Cherry Blossom Festival Time in Washington DC
It's cherry blossom time in Washington D.C. Our family has a special affinity for this time of year in Washington DC because a member of our family was a Cherry Blossom Princess, representing Oregon, a few years ago and we all attended some of the festivities.
The National Cherry Blossom Festival is an annual celebration in Washington, D.C., from March 31st through April 15th, commemorating the March 27, 1912, gift to the city of Japanese cherry trees from Mayor Yukio Ozaki of Tokyo. Mayor Ozaki donated the trees in an effort to enhance the growing friendship between the United States and Japan and also celebrate the continued close relationship between the two peoples.
In a simple ceremony on March 27, 1912, First Lady Helen Herron Taft and Viscountess Chinda, wife of the Japanese ambassador, planted the first two of these trees on the north bank of the Tidal Basin in West Potomac Park. By 1915 the United States government had responded with a gift of flowering dogwood trees to the people of Japan. In 1927, a group of American school children reenacted the initial planting; the first festival was held in 1935, sponsored by civic groups in the nation's capital.
Three thousand, eight hundred more trees were accepted in 1965 by First Lady Lady Bird Johnson. In 1981 the cycle of giving came full circle. Japanese horticulturalists came to take cuttings from our trees to replace Yoshino cherry trees in Japan which had been destroyed in a flood. With this return gift, the trees again fulfilled their roles as a symbol and agent of friendship. The most recent event in this cycle occurred in the fall of 1999. It involved the formal planting in the Tidal Basin of a new generation of cuttings from a famous Japanese cherry tree in Gifu province reputed to be over 1500 years old.

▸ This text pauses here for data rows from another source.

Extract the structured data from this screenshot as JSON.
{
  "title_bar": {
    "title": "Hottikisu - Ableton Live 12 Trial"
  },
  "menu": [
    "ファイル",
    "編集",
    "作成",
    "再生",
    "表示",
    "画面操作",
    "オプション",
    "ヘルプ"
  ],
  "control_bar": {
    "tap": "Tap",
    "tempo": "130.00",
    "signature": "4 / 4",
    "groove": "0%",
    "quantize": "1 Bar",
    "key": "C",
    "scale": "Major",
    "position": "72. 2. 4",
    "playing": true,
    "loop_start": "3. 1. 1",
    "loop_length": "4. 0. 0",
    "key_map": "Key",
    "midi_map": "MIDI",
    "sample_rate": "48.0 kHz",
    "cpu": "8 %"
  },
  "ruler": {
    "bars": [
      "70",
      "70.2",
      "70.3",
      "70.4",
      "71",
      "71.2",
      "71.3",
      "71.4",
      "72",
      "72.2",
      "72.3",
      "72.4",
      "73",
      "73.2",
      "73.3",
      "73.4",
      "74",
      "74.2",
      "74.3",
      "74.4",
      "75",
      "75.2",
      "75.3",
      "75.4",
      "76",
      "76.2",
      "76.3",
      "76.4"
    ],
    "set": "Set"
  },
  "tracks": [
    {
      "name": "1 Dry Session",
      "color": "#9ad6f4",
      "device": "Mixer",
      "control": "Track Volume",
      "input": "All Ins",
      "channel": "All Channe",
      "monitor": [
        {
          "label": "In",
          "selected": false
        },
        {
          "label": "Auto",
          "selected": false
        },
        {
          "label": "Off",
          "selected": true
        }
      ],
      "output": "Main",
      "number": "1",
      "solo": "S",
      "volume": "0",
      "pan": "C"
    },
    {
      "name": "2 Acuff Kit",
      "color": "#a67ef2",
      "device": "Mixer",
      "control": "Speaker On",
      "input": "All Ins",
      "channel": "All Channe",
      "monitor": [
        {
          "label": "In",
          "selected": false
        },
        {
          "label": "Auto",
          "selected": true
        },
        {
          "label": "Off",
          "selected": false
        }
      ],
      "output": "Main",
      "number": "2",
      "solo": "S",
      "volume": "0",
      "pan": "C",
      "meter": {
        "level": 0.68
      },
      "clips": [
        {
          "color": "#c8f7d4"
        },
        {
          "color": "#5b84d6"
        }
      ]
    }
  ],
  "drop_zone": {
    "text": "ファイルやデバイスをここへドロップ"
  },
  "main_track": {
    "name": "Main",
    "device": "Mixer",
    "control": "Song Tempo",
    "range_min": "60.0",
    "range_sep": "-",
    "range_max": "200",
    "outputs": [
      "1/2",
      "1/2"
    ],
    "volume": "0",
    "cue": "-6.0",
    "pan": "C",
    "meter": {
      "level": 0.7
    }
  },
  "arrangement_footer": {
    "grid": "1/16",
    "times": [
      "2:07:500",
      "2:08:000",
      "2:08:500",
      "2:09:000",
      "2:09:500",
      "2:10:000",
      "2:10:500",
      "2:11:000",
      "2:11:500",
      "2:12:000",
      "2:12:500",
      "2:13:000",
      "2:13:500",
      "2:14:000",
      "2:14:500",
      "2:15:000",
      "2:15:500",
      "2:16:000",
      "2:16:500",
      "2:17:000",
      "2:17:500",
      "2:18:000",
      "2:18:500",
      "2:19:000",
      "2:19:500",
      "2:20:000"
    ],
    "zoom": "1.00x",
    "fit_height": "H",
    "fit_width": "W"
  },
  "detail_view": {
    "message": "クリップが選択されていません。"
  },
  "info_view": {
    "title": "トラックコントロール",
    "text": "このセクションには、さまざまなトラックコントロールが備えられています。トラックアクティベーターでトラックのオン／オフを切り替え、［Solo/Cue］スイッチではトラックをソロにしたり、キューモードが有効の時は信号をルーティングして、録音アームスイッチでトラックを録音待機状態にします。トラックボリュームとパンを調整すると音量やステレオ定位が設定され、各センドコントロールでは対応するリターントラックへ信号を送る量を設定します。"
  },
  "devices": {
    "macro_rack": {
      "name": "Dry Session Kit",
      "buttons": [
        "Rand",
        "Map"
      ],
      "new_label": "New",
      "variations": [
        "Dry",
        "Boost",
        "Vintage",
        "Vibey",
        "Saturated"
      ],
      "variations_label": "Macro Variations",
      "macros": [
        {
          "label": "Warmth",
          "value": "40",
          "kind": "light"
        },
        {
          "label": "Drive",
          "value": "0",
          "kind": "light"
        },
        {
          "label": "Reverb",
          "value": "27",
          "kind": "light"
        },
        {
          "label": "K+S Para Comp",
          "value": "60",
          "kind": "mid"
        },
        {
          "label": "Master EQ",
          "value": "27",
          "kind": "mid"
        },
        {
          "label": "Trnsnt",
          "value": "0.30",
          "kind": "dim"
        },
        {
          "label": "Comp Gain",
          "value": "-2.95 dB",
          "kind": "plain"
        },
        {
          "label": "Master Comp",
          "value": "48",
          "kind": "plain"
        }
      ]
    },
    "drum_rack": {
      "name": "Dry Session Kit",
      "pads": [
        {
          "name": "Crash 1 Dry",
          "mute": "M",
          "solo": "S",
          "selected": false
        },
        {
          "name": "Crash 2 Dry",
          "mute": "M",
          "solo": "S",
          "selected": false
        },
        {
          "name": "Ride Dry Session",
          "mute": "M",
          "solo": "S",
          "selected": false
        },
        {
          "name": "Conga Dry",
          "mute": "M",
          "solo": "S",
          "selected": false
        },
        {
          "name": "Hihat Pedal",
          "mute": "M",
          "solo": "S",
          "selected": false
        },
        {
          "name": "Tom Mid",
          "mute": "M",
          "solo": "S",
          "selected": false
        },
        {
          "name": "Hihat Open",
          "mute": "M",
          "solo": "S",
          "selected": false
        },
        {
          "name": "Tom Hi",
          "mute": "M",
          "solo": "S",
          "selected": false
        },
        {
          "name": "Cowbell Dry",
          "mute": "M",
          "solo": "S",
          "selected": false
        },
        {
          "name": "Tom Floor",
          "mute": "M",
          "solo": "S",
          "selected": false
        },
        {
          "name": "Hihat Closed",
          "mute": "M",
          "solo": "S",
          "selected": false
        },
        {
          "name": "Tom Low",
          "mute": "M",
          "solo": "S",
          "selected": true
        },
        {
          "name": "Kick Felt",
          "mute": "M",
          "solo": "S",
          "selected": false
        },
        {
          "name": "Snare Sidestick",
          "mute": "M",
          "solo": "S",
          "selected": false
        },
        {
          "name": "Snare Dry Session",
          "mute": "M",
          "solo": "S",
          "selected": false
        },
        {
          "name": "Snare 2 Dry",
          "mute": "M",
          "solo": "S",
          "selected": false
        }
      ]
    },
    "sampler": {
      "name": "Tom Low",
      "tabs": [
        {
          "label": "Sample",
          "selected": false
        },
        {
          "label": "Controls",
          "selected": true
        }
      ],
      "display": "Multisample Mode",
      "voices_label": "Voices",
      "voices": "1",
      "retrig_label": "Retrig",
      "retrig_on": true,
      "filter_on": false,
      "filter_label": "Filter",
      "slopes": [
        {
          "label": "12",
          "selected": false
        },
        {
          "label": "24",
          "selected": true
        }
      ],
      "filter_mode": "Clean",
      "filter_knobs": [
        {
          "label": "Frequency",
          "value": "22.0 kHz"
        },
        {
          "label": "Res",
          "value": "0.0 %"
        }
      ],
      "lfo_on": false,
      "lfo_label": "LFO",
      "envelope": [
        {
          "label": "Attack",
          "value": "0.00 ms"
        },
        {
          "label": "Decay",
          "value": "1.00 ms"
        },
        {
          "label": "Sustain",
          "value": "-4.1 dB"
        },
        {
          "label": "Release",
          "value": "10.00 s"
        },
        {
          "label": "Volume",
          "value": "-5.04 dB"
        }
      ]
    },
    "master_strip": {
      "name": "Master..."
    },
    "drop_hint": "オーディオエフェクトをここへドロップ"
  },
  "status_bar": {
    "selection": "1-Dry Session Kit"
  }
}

In 1994 the Festival was expanded to two weeks to accommodate the many activities that happen during the trees blooming. Today the National Cherry Blossom Festival is coordinated by the National Cherry Blossom Festival, Inc., an umbrella organization consisting of representatives of business, civic and governmental organizations. More than 700,000 people visit Washington each year to admire the blossoming cherry trees that herald the beginning of spring in the nation's capital.

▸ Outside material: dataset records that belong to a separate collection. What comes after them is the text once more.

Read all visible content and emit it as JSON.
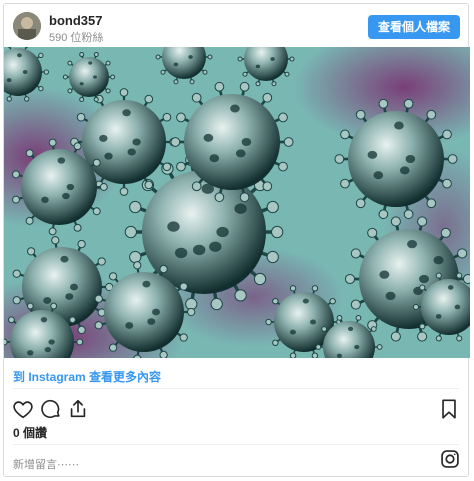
{
  "post": {
    "username": "bond357",
    "followers": "590 位粉絲",
    "profile_button": "查看個人檔案",
    "more_link": "到 Instagram 查看更多內容",
    "likes": "0 個讚",
    "add_comment_placeholder": "新增留言⋯⋯"
  },
  "icons": {
    "avatar": "avatar",
    "like": "heart-icon",
    "comment": "comment-bubble-icon",
    "share": "share-icon",
    "save": "bookmark-icon",
    "instagram": "instagram-logo-icon"
  },
  "colors": {
    "accent": "#3897f0",
    "text": "#262626",
    "muted": "#8e8e8e",
    "photo_background": "#7ab4b2",
    "photo_purple": "#6a3f6e",
    "virus_body": "#1e4a4a"
  }
}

The famous trees signal the coming of spring with an explosion of life and color surrounding the Tidal Basin portion of the West Potomac Park in a sea of pale pink and white. The two-week festival is kicked off with an opening ceremony, followed by a dizzying array of activities and cultural events. Every day there is a sushi/sake celebration, classes about cherry blossoms, and a bike tour of the Tidal Basin. Art exhibits figure heavily during this time, such as photography (both local and Asian), sculpture, animation, and various cultural performances throughout Washington, D.C. Rakugo, kimono fashion shows, art exhibits, dance, singing, martial arts, merchant-sponsored events, and much more can be seen during this time.

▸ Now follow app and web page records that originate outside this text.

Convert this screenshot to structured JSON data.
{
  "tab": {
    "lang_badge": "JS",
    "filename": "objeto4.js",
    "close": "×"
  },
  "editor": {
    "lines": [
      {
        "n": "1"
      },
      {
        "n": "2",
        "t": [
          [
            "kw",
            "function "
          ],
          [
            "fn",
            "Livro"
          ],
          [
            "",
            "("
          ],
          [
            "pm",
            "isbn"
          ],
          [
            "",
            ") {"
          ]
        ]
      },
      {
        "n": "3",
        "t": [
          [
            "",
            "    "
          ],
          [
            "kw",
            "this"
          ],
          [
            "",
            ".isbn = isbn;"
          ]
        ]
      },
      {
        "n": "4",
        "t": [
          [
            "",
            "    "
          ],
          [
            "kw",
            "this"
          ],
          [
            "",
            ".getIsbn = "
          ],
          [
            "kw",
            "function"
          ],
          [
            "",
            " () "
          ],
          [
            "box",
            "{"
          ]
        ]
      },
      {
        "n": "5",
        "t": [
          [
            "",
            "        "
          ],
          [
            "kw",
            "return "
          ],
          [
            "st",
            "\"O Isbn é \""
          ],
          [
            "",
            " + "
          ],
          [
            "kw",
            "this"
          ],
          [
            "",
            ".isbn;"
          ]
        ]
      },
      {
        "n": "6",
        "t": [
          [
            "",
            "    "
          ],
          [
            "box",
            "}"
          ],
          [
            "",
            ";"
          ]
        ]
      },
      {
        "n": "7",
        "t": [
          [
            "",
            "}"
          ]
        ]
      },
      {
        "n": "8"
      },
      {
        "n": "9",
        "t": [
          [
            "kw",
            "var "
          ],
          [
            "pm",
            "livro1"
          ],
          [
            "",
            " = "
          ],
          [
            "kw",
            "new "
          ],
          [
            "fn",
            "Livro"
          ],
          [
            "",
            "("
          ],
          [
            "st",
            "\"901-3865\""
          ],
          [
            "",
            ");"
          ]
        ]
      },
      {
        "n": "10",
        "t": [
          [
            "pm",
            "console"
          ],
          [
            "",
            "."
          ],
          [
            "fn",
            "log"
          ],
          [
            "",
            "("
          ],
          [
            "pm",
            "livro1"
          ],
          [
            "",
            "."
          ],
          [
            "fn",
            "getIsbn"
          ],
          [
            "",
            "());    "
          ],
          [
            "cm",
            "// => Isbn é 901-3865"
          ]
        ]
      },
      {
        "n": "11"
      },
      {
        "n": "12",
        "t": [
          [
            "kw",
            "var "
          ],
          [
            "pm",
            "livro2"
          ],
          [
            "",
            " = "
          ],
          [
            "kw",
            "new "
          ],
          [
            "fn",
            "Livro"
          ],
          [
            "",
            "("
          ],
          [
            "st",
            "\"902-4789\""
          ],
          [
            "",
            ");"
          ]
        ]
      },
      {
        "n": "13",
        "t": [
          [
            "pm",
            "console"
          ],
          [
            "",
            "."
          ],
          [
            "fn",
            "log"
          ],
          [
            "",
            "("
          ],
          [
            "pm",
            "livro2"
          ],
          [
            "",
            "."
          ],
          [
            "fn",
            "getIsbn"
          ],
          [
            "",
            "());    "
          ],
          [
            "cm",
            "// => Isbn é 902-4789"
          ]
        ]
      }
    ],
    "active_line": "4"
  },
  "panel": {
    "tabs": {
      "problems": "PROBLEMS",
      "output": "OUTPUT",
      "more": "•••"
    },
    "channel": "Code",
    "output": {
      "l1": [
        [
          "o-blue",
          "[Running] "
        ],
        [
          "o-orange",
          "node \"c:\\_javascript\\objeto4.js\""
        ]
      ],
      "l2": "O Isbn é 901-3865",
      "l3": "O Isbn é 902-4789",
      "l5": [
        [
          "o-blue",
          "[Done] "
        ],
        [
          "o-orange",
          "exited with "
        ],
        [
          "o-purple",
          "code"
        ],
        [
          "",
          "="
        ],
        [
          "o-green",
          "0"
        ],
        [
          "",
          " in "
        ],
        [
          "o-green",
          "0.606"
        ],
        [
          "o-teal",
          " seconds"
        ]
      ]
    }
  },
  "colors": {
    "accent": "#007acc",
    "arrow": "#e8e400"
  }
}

The Cherry Blossom Princess Program is sponsored by the National Conference of State Societies on behalf of individual member state societies. Every year since 1948, state societies have selected students as princesses to represent their states in the festival.
Princesses perform a variety of public relations and diplomatic duties during the week which are an integral part of the overall educational and goodwill mission of the festival. The Cherry Blossom Queen, who is selected by a random spin of a wheel of fortune, and the first runner-up may be asked to represent the National Conference of State Societies at other events during their year-long reign. Every year since 1973, the queen has been invited to visit Japan by the Japan Cherry Blossom Association.
Labels: History, Life